Hundreds of Egyptian soccer fans clashed with the police. Fans, many with no tickets, tried to push their way into the stadium. A police car was damaged and traffic was briefly disrupted outside Arab Contractors Stadium. About 4,000 police officers using armored vehicles were stationed around the stadium.
There were no reports of injuries and the game appeared to go off without problems inside the stadium. Al Ahly extended its record to eight continental titles by beating South Africa’s Orlando Pirates 2-0 in the second leg of the final for a 3-1 total-goals victory.
Adly Mansour, Egypt’s interim president, and Hazem el-Beblawi, the interim prime minister, congratulated the team in a sign of the importance of the game for the national mood. El-Beblawi praised the players’ “high spirit, determination and will.”
Deputy Minister of Sport Basel Adel told state TV: “The fans were ideal in the stadium. There were some issues in the beginning outside.”
Riot police lined the track separating Al Ahly’s highly politicized fans and the field. The packed stadium was lit with bright red flares and fireworks from the 54th minute on after Mohamed Aboutrika scored the opening goal.
Abdul Zaher struck for the second goal in the 78th minute and during his celebration made a four-fingered signal linked to supporters of ousted President Mohammed Morsi. The gesture commemorates the carnage at the Rabaah al-Adawiya mosque that was violently cleared by security forces in August, leaving hundreds killed.

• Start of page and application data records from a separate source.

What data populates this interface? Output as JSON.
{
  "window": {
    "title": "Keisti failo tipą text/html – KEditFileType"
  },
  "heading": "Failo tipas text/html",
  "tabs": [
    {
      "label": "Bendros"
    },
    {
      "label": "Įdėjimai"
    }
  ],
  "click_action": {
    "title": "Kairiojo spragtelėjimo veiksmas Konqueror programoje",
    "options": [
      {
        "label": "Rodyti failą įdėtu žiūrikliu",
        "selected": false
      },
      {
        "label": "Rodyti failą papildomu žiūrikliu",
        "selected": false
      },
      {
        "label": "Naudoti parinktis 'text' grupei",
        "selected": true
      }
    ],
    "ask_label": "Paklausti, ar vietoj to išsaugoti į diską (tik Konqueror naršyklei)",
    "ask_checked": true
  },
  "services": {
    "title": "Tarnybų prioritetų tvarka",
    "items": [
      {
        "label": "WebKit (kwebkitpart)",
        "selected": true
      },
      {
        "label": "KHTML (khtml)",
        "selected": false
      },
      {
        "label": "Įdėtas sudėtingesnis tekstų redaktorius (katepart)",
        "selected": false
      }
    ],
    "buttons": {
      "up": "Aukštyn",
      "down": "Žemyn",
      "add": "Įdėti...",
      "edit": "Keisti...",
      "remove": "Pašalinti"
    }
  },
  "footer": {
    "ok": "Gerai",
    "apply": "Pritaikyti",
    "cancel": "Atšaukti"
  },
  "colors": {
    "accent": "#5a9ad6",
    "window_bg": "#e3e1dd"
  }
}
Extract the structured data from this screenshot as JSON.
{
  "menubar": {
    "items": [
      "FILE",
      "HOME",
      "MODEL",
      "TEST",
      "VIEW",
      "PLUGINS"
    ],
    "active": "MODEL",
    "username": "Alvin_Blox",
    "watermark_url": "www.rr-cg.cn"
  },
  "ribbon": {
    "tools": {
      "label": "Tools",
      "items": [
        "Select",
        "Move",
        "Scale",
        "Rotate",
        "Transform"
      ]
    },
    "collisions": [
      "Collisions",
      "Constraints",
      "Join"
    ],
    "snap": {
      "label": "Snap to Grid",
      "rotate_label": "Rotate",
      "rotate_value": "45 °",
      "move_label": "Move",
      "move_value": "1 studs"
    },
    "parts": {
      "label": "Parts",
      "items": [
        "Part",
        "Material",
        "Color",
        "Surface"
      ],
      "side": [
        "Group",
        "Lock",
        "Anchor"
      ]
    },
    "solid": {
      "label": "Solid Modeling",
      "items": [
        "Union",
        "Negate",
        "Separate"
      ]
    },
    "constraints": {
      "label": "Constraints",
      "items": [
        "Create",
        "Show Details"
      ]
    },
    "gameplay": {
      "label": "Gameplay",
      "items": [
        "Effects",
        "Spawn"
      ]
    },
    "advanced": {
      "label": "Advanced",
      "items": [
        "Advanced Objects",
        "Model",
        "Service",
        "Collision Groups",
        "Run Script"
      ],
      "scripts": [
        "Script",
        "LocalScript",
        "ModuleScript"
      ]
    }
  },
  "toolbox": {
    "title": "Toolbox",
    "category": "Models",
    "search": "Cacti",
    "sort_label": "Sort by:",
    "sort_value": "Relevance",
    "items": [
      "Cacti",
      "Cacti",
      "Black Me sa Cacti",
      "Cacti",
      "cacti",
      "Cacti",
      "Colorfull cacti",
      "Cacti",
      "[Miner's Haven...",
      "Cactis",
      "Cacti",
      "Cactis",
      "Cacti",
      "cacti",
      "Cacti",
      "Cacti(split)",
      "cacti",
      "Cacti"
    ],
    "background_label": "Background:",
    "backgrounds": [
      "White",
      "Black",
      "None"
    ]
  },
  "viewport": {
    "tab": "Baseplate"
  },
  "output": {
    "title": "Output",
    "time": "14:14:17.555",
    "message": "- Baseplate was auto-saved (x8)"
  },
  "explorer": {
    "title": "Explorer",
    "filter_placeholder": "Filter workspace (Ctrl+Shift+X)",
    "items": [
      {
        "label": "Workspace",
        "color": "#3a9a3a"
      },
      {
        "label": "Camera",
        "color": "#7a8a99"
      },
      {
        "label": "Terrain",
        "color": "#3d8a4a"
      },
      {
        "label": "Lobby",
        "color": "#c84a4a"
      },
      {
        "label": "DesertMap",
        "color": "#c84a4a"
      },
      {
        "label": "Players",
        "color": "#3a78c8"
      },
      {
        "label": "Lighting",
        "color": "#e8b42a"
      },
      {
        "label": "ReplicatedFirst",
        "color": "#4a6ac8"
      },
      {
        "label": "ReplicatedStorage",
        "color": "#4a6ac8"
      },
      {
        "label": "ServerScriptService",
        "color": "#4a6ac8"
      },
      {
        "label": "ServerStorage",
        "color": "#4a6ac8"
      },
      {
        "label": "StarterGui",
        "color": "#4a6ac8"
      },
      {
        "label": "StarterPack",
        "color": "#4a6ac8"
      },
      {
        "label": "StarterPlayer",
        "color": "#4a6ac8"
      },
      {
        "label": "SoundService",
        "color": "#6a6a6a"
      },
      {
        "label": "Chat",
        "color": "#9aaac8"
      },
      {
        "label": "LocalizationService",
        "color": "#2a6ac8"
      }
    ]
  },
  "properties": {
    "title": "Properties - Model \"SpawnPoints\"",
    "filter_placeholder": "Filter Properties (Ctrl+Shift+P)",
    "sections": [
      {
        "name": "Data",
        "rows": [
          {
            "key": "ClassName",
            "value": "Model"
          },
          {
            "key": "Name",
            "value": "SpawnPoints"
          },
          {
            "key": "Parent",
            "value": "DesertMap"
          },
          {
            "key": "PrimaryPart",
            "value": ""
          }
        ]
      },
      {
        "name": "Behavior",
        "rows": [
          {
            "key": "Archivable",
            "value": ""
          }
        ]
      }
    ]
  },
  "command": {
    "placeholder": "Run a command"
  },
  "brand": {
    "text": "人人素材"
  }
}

“Yes I raised the sign of Rabaah,” Abdul Zaher told the Egyptian soccer website FilGoal. “But I didn’t mean political excitement to any one side or fan. All I meant to do was to remember the dead, whether in Rabaah, any other citizen and even policemen.”

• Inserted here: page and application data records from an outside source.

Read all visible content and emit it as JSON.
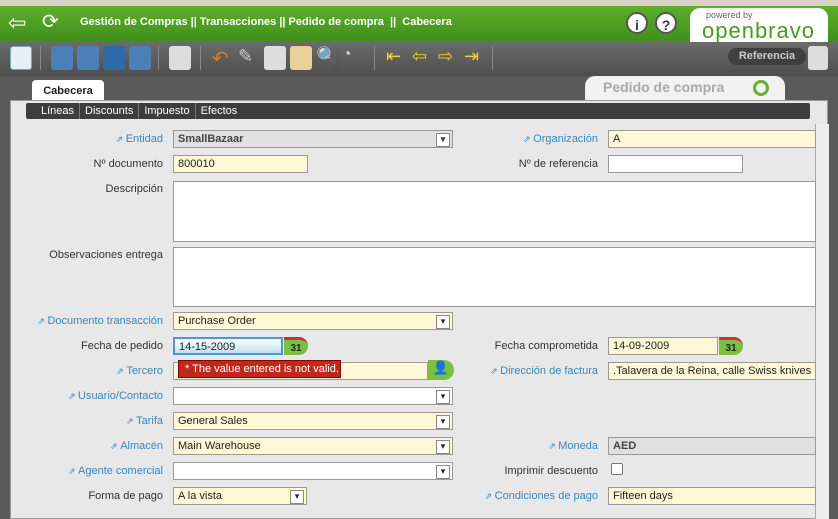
{
  "header": {
    "breadcrumb": "Gestión de Compras || Transacciones || Pedido de compra  ||  Cabecera",
    "info_icon": "i",
    "help_icon": "?",
    "logo_powered": "powered by",
    "logo_name": "openbravo"
  },
  "toolbar": {
    "reference_label": "Referencia"
  },
  "tabs": {
    "active": "Cabecera",
    "window_title": "Pedido de compra",
    "subtabs": [
      "Líneas",
      "Discounts",
      "Impuesto",
      "Efectos"
    ]
  },
  "form": {
    "entidad": {
      "label": "Entidad",
      "value": "SmallBazaar"
    },
    "organizacion": {
      "label": "Organización",
      "value": "A"
    },
    "num_documento": {
      "label": "Nº documento",
      "value": "800010"
    },
    "num_referencia": {
      "label": "Nº de referencia",
      "value": ""
    },
    "descripcion": {
      "label": "Descripción",
      "value": ""
    },
    "observaciones": {
      "label": "Observaciones entrega",
      "value": ""
    },
    "doc_transaccion": {
      "label": "Documento transacción",
      "value": "Purchase Order"
    },
    "fecha_pedido": {
      "label": "Fecha de pedido",
      "value": "14-15-2009"
    },
    "fecha_comprometida": {
      "label": "Fecha comprometida",
      "value": "14-09-2009"
    },
    "calendar_label": "31",
    "error": "* The value entered is not valid.",
    "tercero": {
      "label": "Tercero",
      "value": ""
    },
    "direccion_factura": {
      "label": "Dirección de factura",
      "value": ".Talavera de la Reina, calle Swiss knives"
    },
    "usuario": {
      "label": "Usuario/Contacto",
      "value": ""
    },
    "tarifa": {
      "label": "Tarifa",
      "value": "General Sales"
    },
    "almacen": {
      "label": "Almacén",
      "value": "Main Warehouse"
    },
    "moneda": {
      "label": "Moneda",
      "value": "AED"
    },
    "agente": {
      "label": "Agente comercial",
      "value": ""
    },
    "imprimir_descuento": {
      "label": "Imprimir descuento",
      "checked": false
    },
    "forma_pago": {
      "label": "Forma de pago",
      "value": "A la vista"
    },
    "condiciones_pago": {
      "label": "Condiciones de pago",
      "value": "Fifteen days"
    }
  }
}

The Egypt-Ghana game is set for Cairo on Nov. 19, the first international game in the city in two years. Soccer’s governing body ruled the game should be played in the capital despite Ghana’s concerns for the safety of its players, officials and fans. FIFA said it was satisfied with security guarantees by Egyptian authorities.
Sunday’s game was the first major match with spectators in Cairo since February 2012 when violence in Port Said left 74 people dead, mostly Al Ahly fans, and changed the face of Egyptian soccer. The Al Ahly fans were involved in protests that ultimately led to the ouster of former President Hosni Mubarak. Since that deadly match, the games mostly have been played behind without fans and away from Cairo.
Following the scuffles outside the stadium, police put up metal bars to organize fans’ access to the bleachers. Fans held tickets in the air and streamed into the 20,000-seat stadium. Fighting started again, prompting police to lob another round of tear gas.
Deputy Police Chief Ezzat Zahran told the private TV station CBC that some fans tried to enter without tickets and tear gas was used to minimize the pushing and shoving outside the stadium.
Before the game, Al Ahly supporters sang for fans who died in the 2012 violence, and they put up a poster in remembrance, with one reading in English “Never Forget.” Aboutrika also wore a T-shirt during the trophy celebrations with the number 72 on it. That’s the number of Ahly supporters thought to have died in Port Said, the worst soccer-related violence in decades.
(© Copyright 2012 The Associated Press. All Rights Reserved. This material may not be published, broadcast, rewritten or redistributed.)